The Romney campaign seems to have finally realized the importance of winning the Tar Heel State.

In theory, the state should be a no-brainer—North Carolina has voted red for the seven elections from 1980-2004, with the 2008 election swinging Obama by a considerably small margin. However, the Obama camp realizes the significant impact the state’s fifteen electoral votes could have on the election outcome and aren’t taking any chances. The Democratic National Convention was held in Charlotte at the beginning of September, Michelle Obama spoke to a couple college campuses recently, and now Vice President Biden is scheduled to visit Charlotte and Asheville next Tuesday.

The Romney team is answering back, finally. Florida Senator Marco Rubio spoke at a rally at a steel plant on Wednesday in Charlotte.
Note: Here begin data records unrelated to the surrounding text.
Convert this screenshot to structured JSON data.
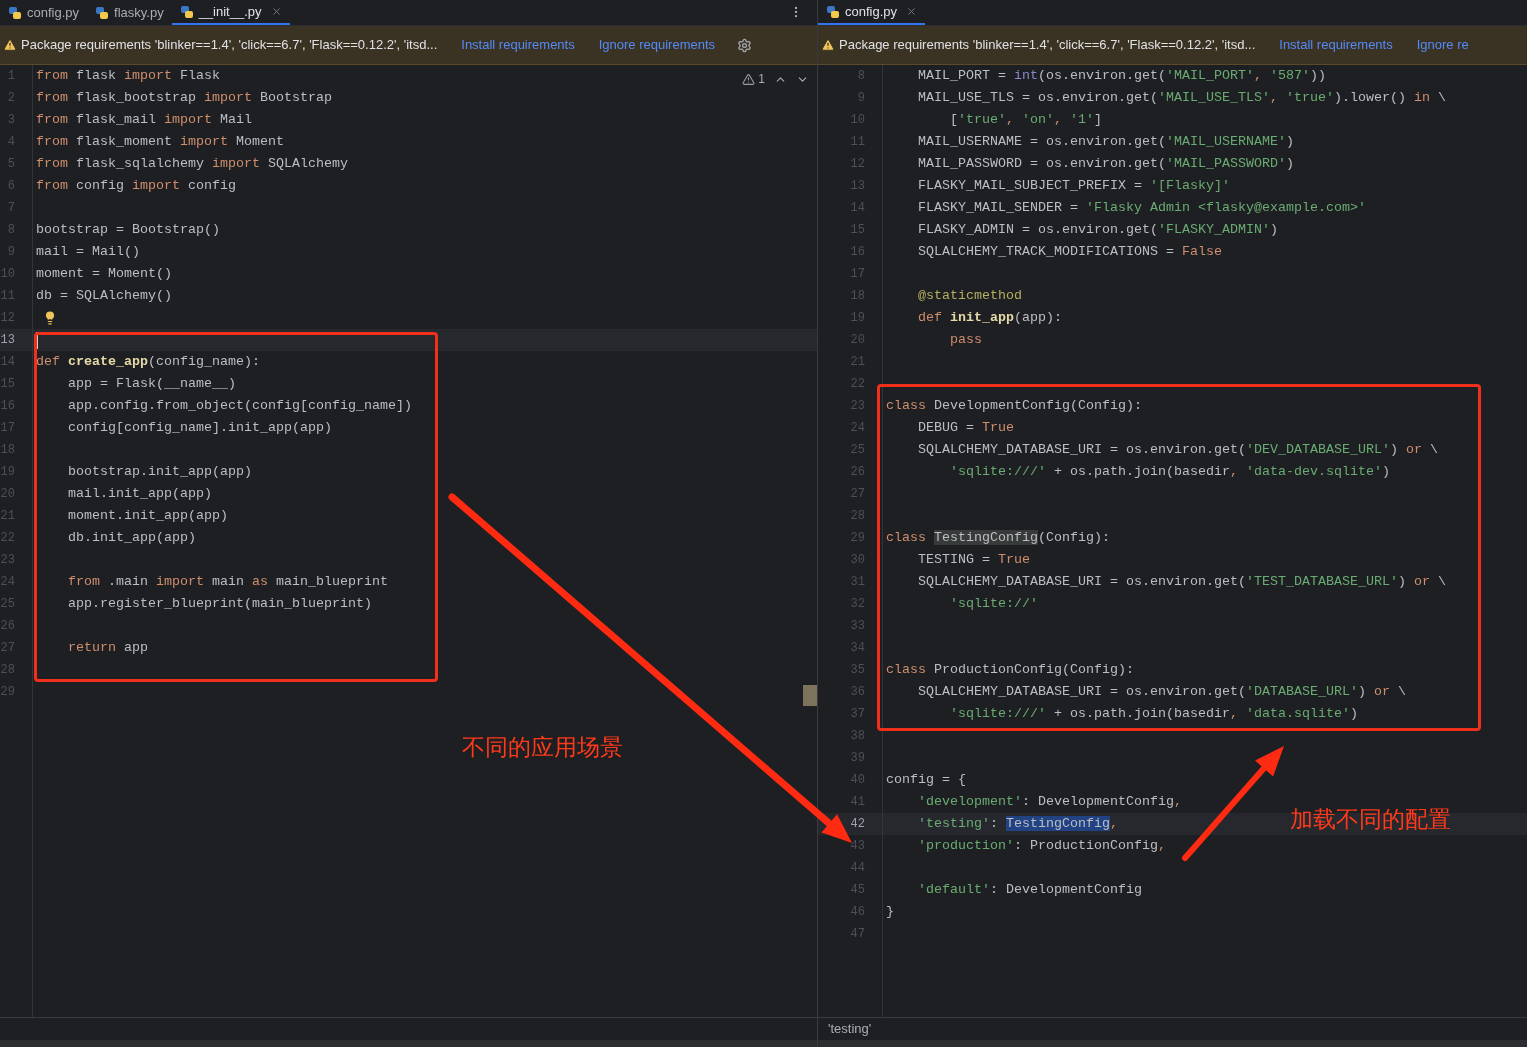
{
  "panes": [
    {
      "tabs": [
        {
          "label": "config.py",
          "selected": false
        },
        {
          "label": "flasky.py",
          "selected": false
        },
        {
          "label": "__init__.py",
          "selected": true
        }
      ],
      "banner": {
        "message": "Package requirements 'blinker==1.4', 'click==6.7', 'Flask==0.12.2', 'itsd...",
        "actions": [
          "Install requirements",
          "Ignore requirements"
        ],
        "settings": true
      },
      "inspections": {
        "count": "1"
      },
      "caret": true,
      "lines": [
        {
          "n": "1",
          "current": false,
          "segs": [
            {
              "text": "from",
              "kind": "kw"
            },
            {
              "text": " flask ",
              "kind": "plain"
            },
            {
              "text": "import",
              "kind": "kw"
            },
            {
              "text": " Flask",
              "kind": "plain"
            }
          ]
        },
        {
          "n": "2",
          "current": false,
          "segs": [
            {
              "text": "from",
              "kind": "kw"
            },
            {
              "text": " flask_bootstrap ",
              "kind": "plain"
            },
            {
              "text": "import",
              "kind": "kw"
            },
            {
              "text": " Bootstrap",
              "kind": "plain"
            }
          ]
        },
        {
          "n": "3",
          "current": false,
          "segs": [
            {
              "text": "from",
              "kind": "kw"
            },
            {
              "text": " flask_mail ",
              "kind": "plain"
            },
            {
              "text": "import",
              "kind": "kw"
            },
            {
              "text": " Mail",
              "kind": "plain"
            }
          ]
        },
        {
          "n": "4",
          "current": false,
          "segs": [
            {
              "text": "from",
              "kind": "kw"
            },
            {
              "text": " flask_moment ",
              "kind": "plain"
            },
            {
              "text": "import",
              "kind": "kw"
            },
            {
              "text": " Moment",
              "kind": "plain"
            }
          ]
        },
        {
          "n": "5",
          "current": false,
          "segs": [
            {
              "text": "from",
              "kind": "kw"
            },
            {
              "text": " flask_sqlalchemy ",
              "kind": "plain"
            },
            {
              "text": "import",
              "kind": "kw"
            },
            {
              "text": " SQLAlchemy",
              "kind": "plain"
            }
          ]
        },
        {
          "n": "6",
          "current": false,
          "segs": [
            {
              "text": "from",
              "kind": "kw"
            },
            {
              "text": " config ",
              "kind": "plain"
            },
            {
              "text": "import",
              "kind": "kw"
            },
            {
              "text": " config",
              "kind": "plain"
            }
          ]
        },
        {
          "n": "7",
          "current": false
        },
        {
          "n": "8",
          "current": false,
          "segs": [
            {
              "text": "bootstrap = Bootstrap()",
              "kind": "plain"
            }
          ]
        },
        {
          "n": "9",
          "current": false,
          "segs": [
            {
              "text": "mail = Mail()",
              "kind": "plain"
            }
          ]
        },
        {
          "n": "10",
          "current": false,
          "segs": [
            {
              "text": "moment = Moment()",
              "kind": "plain"
            }
          ]
        },
        {
          "n": "11",
          "current": false,
          "segs": [
            {
              "text": "db = SQLAlchemy()",
              "kind": "plain"
            }
          ]
        },
        {
          "n": "12",
          "current": false,
          "hint": true
        },
        {
          "n": "13",
          "current": true
        },
        {
          "n": "14",
          "current": false,
          "segs": [
            {
              "text": "def ",
              "kind": "kw"
            },
            {
              "text": "create_app",
              "kind": "fn"
            },
            {
              "text": "(config_name):",
              "kind": "plain"
            }
          ]
        },
        {
          "n": "15",
          "current": false,
          "segs": [
            {
              "text": "    app = Flask(__name__)",
              "kind": "plain"
            }
          ]
        },
        {
          "n": "16",
          "current": false,
          "segs": [
            {
              "text": "    app.config.from_object(config[config_name])",
              "kind": "plain"
            }
          ]
        },
        {
          "n": "17",
          "current": false,
          "segs": [
            {
              "text": "    config[config_name].init_app(app)",
              "kind": "plain"
            }
          ]
        },
        {
          "n": "18",
          "current": false
        },
        {
          "n": "19",
          "current": false,
          "segs": [
            {
              "text": "    bootstrap.init_app(app)",
              "kind": "plain"
            }
          ]
        },
        {
          "n": "20",
          "current": false,
          "segs": [
            {
              "text": "    mail.init_app(app)",
              "kind": "plain"
            }
          ]
        },
        {
          "n": "21",
          "current": false,
          "segs": [
            {
              "text": "    moment.init_app(app)",
              "kind": "plain"
            }
          ]
        },
        {
          "n": "22",
          "current": false,
          "segs": [
            {
              "text": "    db.init_app(app)",
              "kind": "plain"
            }
          ]
        },
        {
          "n": "23",
          "current": false
        },
        {
          "n": "24",
          "current": false,
          "segs": [
            {
              "text": "    from",
              "kind": "kw"
            },
            {
              "text": " .main ",
              "kind": "plain"
            },
            {
              "text": "import",
              "kind": "kw"
            },
            {
              "text": " main ",
              "kind": "plain"
            },
            {
              "text": "as",
              "kind": "kw"
            },
            {
              "text": " main_blueprint",
              "kind": "plain"
            }
          ]
        },
        {
          "n": "25",
          "current": false,
          "segs": [
            {
              "text": "    app.register_blueprint(main_blueprint)",
              "kind": "plain"
            }
          ]
        },
        {
          "n": "26",
          "current": false
        },
        {
          "n": "27",
          "current": false,
          "segs": [
            {
              "text": "    return",
              "kind": "kw"
            },
            {
              "text": " app",
              "kind": "plain"
            }
          ]
        },
        {
          "n": "28",
          "current": false
        },
        {
          "n": "29",
          "current": false
        }
      ]
    },
    {
      "tabs": [
        {
          "label": "config.py",
          "selected": true
        }
      ],
      "banner": {
        "message": "Package requirements 'blinker==1.4', 'click==6.7', 'Flask==0.12.2', 'itsd...",
        "actions": [
          "Install requirements",
          "Ignore re"
        ]
      },
      "lines": [
        {
          "n": "8",
          "current": false,
          "segs": [
            {
              "text": "    MAIL_PORT = ",
              "kind": "plain"
            },
            {
              "text": "int",
              "kind": "builtin"
            },
            {
              "text": "(os.environ.get(",
              "kind": "plain"
            },
            {
              "text": "'MAIL_PORT'",
              "kind": "str"
            },
            {
              "text": ", ",
              "kind": "comma"
            },
            {
              "text": "'587'",
              "kind": "str"
            },
            {
              "text": "))",
              "kind": "plain"
            }
          ]
        },
        {
          "n": "9",
          "current": false,
          "segs": [
            {
              "text": "    MAIL_USE_TLS = os.environ.get(",
              "kind": "plain"
            },
            {
              "text": "'MAIL_USE_TLS'",
              "kind": "str"
            },
            {
              "text": ", ",
              "kind": "comma"
            },
            {
              "text": "'true'",
              "kind": "str"
            },
            {
              "text": ").lower() ",
              "kind": "plain"
            },
            {
              "text": "in",
              "kind": "kw"
            },
            {
              "text": " \\",
              "kind": "plain"
            }
          ]
        },
        {
          "n": "10",
          "current": false,
          "segs": [
            {
              "text": "        [",
              "kind": "plain"
            },
            {
              "text": "'true'",
              "kind": "str"
            },
            {
              "text": ", ",
              "kind": "comma"
            },
            {
              "text": "'on'",
              "kind": "str"
            },
            {
              "text": ", ",
              "kind": "comma"
            },
            {
              "text": "'1'",
              "kind": "str"
            },
            {
              "text": "]",
              "kind": "plain"
            }
          ]
        },
        {
          "n": "11",
          "current": false,
          "segs": [
            {
              "text": "    MAIL_USERNAME = os.environ.get(",
              "kind": "plain"
            },
            {
              "text": "'MAIL_USERNAME'",
              "kind": "str"
            },
            {
              "text": ")",
              "kind": "plain"
            }
          ]
        },
        {
          "n": "12",
          "current": false,
          "segs": [
            {
              "text": "    MAIL_PASSWORD = os.environ.get(",
              "kind": "plain"
            },
            {
              "text": "'MAIL_PASSWORD'",
              "kind": "str"
            },
            {
              "text": ")",
              "kind": "plain"
            }
          ]
        },
        {
          "n": "13",
          "current": false,
          "segs": [
            {
              "text": "    FLASKY_MAIL_SUBJECT_PREFIX = ",
              "kind": "plain"
            },
            {
              "text": "'[Flasky]'",
              "kind": "str"
            }
          ]
        },
        {
          "n": "14",
          "current": false,
          "segs": [
            {
              "text": "    FLASKY_MAIL_SENDER = ",
              "kind": "plain"
            },
            {
              "text": "'Flasky Admin <flasky@example.com>'",
              "kind": "str"
            }
          ]
        },
        {
          "n": "15",
          "current": false,
          "segs": [
            {
              "text": "    FLASKY_ADMIN = os.environ.get(",
              "kind": "plain"
            },
            {
              "text": "'FLASKY_ADMIN'",
              "kind": "str"
            },
            {
              "text": ")",
              "kind": "plain"
            }
          ]
        },
        {
          "n": "16",
          "current": false,
          "segs": [
            {
              "text": "    SQLALCHEMY_TRACK_MODIFICATIONS = ",
              "kind": "plain"
            },
            {
              "text": "False",
              "kind": "kw"
            }
          ]
        },
        {
          "n": "17",
          "current": false
        },
        {
          "n": "18",
          "current": false,
          "segs": [
            {
              "text": "    @staticmethod",
              "kind": "deco"
            }
          ]
        },
        {
          "n": "19",
          "current": false,
          "segs": [
            {
              "text": "    def ",
              "kind": "kw"
            },
            {
              "text": "init_app",
              "kind": "fn"
            },
            {
              "text": "(app):",
              "kind": "plain"
            }
          ]
        },
        {
          "n": "20",
          "current": false,
          "segs": [
            {
              "text": "        pass",
              "kind": "kw"
            }
          ]
        },
        {
          "n": "21",
          "current": false
        },
        {
          "n": "22",
          "current": false
        },
        {
          "n": "23",
          "current": false,
          "segs": [
            {
              "text": "class",
              "kind": "kw"
            },
            {
              "text": " DevelopmentConfig(Config):",
              "kind": "plain"
            }
          ]
        },
        {
          "n": "24",
          "current": false,
          "segs": [
            {
              "text": "    DEBUG = ",
              "kind": "plain"
            },
            {
              "text": "True",
              "kind": "kw"
            }
          ]
        },
        {
          "n": "25",
          "current": false,
          "segs": [
            {
              "text": "    SQLALCHEMY_DATABASE_URI = os.environ.get(",
              "kind": "plain"
            },
            {
              "text": "'DEV_DATABASE_URL'",
              "kind": "str"
            },
            {
              "text": ") ",
              "kind": "plain"
            },
            {
              "text": "or",
              "kind": "kw"
            },
            {
              "text": " \\",
              "kind": "plain"
            }
          ]
        },
        {
          "n": "26",
          "current": false,
          "segs": [
            {
              "text": "        'sqlite:///'",
              "kind": "str"
            },
            {
              "text": " + os.path.join(basedir",
              "kind": "plain"
            },
            {
              "text": ", ",
              "kind": "comma"
            },
            {
              "text": "'data-dev.sqlite'",
              "kind": "str"
            },
            {
              "text": ")",
              "kind": "plain"
            }
          ]
        },
        {
          "n": "27",
          "current": false
        },
        {
          "n": "28",
          "current": false
        },
        {
          "n": "29",
          "current": false,
          "segs": [
            {
              "text": "class ",
              "kind": "kw"
            },
            {
              "text": "TestingConfig",
              "kind": "usage"
            },
            {
              "text": "(Config):",
              "kind": "plain"
            }
          ]
        },
        {
          "n": "30",
          "current": false,
          "segs": [
            {
              "text": "    TESTING = ",
              "kind": "plain"
            },
            {
              "text": "True",
              "kind": "kw"
            }
          ]
        },
        {
          "n": "31",
          "current": false,
          "segs": [
            {
              "text": "    SQLALCHEMY_DATABASE_URI = os.environ.get(",
              "kind": "plain"
            },
            {
              "text": "'TEST_DATABASE_URL'",
              "kind": "str"
            },
            {
              "text": ") ",
              "kind": "plain"
            },
            {
              "text": "or",
              "kind": "kw"
            },
            {
              "text": " \\",
              "kind": "plain"
            }
          ]
        },
        {
          "n": "32",
          "current": false,
          "segs": [
            {
              "text": "        'sqlite://'",
              "kind": "str"
            }
          ]
        },
        {
          "n": "33",
          "current": false
        },
        {
          "n": "34",
          "current": false
        },
        {
          "n": "35",
          "current": false,
          "segs": [
            {
              "text": "class",
              "kind": "kw"
            },
            {
              "text": " ProductionConfig(Config):",
              "kind": "plain"
            }
          ]
        },
        {
          "n": "36",
          "current": false,
          "segs": [
            {
              "text": "    SQLALCHEMY_DATABASE_URI = os.environ.get(",
              "kind": "plain"
            },
            {
              "text": "'DATABASE_URL'",
              "kind": "str"
            },
            {
              "text": ") ",
              "kind": "plain"
            },
            {
              "text": "or",
              "kind": "kw"
            },
            {
              "text": " \\",
              "kind": "plain"
            }
          ]
        },
        {
          "n": "37",
          "current": false,
          "segs": [
            {
              "text": "        'sqlite:///'",
              "kind": "str"
            },
            {
              "text": " + os.path.join(basedir",
              "kind": "plain"
            },
            {
              "text": ", ",
              "kind": "comma"
            },
            {
              "text": "'data.sqlite'",
              "kind": "str"
            },
            {
              "text": ")",
              "kind": "plain"
            }
          ]
        },
        {
          "n": "38",
          "current": false
        },
        {
          "n": "39",
          "current": false
        },
        {
          "n": "40",
          "current": false,
          "segs": [
            {
              "text": "config = {",
              "kind": "plain"
            }
          ]
        },
        {
          "n": "41",
          "current": false,
          "segs": [
            {
              "text": "    'development'",
              "kind": "str"
            },
            {
              "text": ": DevelopmentConfig",
              "kind": "plain"
            },
            {
              "text": ",",
              "kind": "comma"
            }
          ]
        },
        {
          "n": "42",
          "current": true,
          "segs": [
            {
              "text": "    'testing'",
              "kind": "str"
            },
            {
              "text": ": ",
              "kind": "plain"
            },
            {
              "text": "TestingConfig",
              "kind": "selection"
            },
            {
              "text": ",",
              "kind": "comma"
            }
          ]
        },
        {
          "n": "43",
          "current": false,
          "segs": [
            {
              "text": "    'production'",
              "kind": "str"
            },
            {
              "text": ": ProductionConfig",
              "kind": "plain"
            },
            {
              "text": ",",
              "kind": "comma"
            }
          ]
        },
        {
          "n": "44",
          "current": false
        },
        {
          "n": "45",
          "current": false,
          "segs": [
            {
              "text": "    'default'",
              "kind": "str"
            },
            {
              "text": ": DevelopmentConfig",
              "kind": "plain"
            }
          ]
        },
        {
          "n": "46",
          "current": false,
          "segs": [
            {
              "text": "}",
              "kind": "plain"
            }
          ]
        },
        {
          "n": "47",
          "current": false
        }
      ],
      "status": "'testing'"
    }
  ],
  "annotations": [
    {
      "text": "不同的应用场景"
    },
    {
      "text": "加载不同的配置"
    }
  ]
}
A blatant attempt to appeal to blue-collar workers like the ones present at the plant, Rubio condemned Obamacare and the President’s “out of control” regulations.

While Rubio’s appearance doesn’t hurt Romney’s campaign, it simply isn’t enough for the GOP to win the Tar Heel State.  North Carolina is an absolute necessity for Republicans, and without more campaigning, the state could slip through the GOP’s grasp and what occurred in 2008 might very well occur this election, too.